● ACTION ITEM:
Go through the entries and copy every line that has the string "Relax" in it.

● EXERCISE DATA:
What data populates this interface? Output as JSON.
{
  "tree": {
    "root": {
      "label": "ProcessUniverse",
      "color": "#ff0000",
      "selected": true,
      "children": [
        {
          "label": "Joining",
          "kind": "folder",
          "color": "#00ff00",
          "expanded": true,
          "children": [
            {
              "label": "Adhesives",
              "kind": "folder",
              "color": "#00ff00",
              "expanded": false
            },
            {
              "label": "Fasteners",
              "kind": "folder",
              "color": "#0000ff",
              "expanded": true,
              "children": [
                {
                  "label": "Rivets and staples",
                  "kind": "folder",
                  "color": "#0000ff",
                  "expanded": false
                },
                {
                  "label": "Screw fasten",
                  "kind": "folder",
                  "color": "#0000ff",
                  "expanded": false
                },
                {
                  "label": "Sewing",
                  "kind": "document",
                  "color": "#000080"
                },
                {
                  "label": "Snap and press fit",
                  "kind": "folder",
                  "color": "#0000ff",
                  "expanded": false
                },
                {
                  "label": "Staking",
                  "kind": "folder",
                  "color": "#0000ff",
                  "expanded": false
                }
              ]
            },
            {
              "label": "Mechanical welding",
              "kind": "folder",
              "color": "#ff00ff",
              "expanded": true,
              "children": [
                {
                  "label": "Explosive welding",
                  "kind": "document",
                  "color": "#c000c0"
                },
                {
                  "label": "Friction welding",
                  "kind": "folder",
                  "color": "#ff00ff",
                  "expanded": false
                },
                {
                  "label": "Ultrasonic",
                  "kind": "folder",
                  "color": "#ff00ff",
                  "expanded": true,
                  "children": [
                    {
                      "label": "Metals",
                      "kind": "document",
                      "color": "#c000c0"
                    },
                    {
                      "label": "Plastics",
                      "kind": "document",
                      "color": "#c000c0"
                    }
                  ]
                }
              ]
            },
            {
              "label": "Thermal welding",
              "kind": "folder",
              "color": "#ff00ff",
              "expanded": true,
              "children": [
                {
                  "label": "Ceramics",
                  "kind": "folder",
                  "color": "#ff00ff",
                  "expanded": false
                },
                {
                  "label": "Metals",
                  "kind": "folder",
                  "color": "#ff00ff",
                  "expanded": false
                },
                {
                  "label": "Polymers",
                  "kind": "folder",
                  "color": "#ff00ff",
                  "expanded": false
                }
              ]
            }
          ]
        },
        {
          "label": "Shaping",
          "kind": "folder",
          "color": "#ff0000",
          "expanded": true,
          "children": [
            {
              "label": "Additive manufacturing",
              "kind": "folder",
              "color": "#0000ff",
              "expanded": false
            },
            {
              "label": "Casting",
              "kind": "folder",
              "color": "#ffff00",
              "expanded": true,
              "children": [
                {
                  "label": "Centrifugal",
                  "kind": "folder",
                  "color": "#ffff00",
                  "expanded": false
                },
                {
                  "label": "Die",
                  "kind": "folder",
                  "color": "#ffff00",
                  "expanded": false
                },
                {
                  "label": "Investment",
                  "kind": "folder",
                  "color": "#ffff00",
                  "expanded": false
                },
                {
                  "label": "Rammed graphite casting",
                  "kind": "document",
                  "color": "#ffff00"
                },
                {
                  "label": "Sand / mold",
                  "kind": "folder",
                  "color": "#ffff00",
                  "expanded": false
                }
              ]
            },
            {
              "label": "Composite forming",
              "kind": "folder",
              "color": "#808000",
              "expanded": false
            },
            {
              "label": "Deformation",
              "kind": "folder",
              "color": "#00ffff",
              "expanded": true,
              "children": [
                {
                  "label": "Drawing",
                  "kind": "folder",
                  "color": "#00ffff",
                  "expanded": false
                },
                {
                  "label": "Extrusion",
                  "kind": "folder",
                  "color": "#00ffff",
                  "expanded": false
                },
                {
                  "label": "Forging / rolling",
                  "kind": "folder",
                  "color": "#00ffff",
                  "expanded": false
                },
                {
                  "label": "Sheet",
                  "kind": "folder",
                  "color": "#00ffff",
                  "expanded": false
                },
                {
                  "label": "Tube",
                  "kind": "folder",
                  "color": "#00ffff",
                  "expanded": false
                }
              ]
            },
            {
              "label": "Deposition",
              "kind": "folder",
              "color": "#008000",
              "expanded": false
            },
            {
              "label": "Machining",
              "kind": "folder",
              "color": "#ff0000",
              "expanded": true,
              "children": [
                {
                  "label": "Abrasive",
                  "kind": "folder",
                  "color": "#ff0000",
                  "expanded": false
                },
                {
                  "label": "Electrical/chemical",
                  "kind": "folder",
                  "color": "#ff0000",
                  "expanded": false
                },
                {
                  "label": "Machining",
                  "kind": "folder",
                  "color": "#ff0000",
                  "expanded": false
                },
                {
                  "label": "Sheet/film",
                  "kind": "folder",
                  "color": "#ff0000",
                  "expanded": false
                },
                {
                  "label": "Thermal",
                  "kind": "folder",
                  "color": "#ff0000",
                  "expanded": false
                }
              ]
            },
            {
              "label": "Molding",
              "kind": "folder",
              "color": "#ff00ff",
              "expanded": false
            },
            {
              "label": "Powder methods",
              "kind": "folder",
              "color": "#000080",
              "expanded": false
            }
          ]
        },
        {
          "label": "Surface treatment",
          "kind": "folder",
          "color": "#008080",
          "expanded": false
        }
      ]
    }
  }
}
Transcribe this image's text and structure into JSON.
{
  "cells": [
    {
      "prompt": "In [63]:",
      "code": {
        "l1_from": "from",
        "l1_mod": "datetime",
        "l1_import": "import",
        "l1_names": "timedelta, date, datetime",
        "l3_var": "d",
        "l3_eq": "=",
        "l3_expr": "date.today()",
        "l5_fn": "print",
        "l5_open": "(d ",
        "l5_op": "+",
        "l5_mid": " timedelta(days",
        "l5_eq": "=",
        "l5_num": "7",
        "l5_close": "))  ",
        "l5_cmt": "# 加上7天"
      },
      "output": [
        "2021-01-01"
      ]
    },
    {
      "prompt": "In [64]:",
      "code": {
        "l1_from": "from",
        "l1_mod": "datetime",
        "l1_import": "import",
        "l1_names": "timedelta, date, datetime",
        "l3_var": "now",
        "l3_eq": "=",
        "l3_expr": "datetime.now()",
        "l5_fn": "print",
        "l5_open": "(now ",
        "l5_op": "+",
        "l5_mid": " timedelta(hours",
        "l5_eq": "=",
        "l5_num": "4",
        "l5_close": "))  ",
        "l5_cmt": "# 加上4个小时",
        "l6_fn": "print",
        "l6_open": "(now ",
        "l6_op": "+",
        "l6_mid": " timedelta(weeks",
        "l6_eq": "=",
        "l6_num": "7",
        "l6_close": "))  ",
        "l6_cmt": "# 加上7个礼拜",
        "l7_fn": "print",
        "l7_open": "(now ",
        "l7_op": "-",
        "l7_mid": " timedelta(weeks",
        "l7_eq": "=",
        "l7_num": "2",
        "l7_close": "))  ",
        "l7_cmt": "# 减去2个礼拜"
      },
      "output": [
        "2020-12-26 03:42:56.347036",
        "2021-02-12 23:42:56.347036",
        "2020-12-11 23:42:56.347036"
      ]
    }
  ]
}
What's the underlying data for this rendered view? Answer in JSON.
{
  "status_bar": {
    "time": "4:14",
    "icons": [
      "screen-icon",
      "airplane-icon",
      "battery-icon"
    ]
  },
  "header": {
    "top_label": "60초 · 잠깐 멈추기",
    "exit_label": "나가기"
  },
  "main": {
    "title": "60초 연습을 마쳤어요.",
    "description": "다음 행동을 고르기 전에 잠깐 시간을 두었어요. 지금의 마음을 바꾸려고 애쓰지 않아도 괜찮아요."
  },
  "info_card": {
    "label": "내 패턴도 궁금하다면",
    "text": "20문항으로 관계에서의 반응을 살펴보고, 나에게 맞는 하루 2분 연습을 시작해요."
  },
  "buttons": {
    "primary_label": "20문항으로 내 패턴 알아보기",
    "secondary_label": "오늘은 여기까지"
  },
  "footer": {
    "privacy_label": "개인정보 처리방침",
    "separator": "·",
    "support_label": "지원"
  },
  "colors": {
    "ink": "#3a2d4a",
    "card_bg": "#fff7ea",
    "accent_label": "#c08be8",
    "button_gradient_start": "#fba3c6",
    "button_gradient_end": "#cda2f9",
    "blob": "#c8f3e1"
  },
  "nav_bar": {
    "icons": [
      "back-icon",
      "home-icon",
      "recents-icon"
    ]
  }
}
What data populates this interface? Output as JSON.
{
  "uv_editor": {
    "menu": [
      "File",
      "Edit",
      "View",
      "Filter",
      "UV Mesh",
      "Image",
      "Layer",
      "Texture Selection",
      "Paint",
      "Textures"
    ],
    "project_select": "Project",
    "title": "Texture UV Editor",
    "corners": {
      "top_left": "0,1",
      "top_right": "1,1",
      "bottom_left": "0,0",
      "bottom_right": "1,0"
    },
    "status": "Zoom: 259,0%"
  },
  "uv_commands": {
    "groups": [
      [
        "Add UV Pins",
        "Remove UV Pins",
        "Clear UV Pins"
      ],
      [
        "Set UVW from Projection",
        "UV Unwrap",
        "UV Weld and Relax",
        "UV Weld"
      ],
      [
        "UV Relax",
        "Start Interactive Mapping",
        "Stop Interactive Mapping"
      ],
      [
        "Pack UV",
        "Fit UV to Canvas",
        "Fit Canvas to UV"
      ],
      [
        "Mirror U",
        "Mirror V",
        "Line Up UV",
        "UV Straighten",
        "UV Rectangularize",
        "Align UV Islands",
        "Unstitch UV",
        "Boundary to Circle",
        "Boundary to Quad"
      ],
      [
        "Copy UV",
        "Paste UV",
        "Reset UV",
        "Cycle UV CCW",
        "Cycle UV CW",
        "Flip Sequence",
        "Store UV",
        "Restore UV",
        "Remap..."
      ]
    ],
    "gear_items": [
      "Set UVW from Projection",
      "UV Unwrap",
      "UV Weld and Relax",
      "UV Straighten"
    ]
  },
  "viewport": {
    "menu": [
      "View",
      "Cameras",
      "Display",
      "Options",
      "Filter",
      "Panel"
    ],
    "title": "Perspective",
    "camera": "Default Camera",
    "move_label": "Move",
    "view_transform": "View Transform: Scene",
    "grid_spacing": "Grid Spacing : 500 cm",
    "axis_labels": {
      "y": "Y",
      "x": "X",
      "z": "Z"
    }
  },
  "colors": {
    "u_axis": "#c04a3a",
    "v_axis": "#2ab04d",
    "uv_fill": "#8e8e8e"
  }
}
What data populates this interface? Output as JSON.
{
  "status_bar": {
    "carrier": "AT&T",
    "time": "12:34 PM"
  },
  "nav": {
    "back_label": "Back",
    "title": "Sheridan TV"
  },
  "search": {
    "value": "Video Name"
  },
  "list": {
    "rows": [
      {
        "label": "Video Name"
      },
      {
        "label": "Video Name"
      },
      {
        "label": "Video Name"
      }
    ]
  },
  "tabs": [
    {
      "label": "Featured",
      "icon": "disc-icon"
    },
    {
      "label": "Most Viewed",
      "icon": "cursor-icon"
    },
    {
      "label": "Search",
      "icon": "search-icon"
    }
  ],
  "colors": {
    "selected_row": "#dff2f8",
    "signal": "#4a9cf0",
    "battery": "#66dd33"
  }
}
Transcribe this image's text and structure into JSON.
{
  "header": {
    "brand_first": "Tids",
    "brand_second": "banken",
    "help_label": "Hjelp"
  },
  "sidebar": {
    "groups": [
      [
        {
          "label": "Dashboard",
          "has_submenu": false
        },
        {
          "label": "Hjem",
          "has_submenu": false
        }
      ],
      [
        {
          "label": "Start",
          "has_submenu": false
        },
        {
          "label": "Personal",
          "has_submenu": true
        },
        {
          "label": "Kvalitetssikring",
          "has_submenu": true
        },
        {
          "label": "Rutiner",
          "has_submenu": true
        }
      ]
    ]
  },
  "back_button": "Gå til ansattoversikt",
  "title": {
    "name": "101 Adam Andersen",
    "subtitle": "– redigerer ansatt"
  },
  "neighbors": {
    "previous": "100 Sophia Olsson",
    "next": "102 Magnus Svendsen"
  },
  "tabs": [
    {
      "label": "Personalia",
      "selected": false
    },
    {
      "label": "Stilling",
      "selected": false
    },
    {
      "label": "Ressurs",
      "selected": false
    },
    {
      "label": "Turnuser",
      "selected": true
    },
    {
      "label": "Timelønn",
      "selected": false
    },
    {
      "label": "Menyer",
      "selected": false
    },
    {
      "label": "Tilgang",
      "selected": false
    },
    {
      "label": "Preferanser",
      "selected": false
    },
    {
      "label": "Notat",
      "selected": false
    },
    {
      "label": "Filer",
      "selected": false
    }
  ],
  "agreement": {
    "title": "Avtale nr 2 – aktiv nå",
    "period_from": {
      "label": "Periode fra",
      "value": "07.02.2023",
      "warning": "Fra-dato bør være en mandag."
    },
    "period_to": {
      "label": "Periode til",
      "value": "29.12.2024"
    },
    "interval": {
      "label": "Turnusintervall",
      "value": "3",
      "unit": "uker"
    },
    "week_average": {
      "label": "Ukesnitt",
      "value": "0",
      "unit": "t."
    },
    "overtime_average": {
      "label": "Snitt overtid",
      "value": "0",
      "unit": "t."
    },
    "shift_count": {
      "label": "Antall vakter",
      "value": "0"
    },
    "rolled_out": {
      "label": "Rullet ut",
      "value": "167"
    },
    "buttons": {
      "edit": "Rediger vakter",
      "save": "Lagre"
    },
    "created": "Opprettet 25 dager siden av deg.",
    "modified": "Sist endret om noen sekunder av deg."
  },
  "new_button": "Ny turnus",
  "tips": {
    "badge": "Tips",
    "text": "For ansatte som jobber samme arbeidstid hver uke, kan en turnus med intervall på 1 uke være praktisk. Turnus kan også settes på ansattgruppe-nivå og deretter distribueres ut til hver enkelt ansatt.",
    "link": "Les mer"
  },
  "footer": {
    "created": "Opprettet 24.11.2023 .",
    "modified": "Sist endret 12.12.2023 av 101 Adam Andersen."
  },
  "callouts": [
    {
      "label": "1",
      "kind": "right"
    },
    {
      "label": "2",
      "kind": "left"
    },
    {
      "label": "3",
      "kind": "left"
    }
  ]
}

● RESULT:
        "UV Weld and Relax",
        "UV Relax",
      "UV Weld and Relax",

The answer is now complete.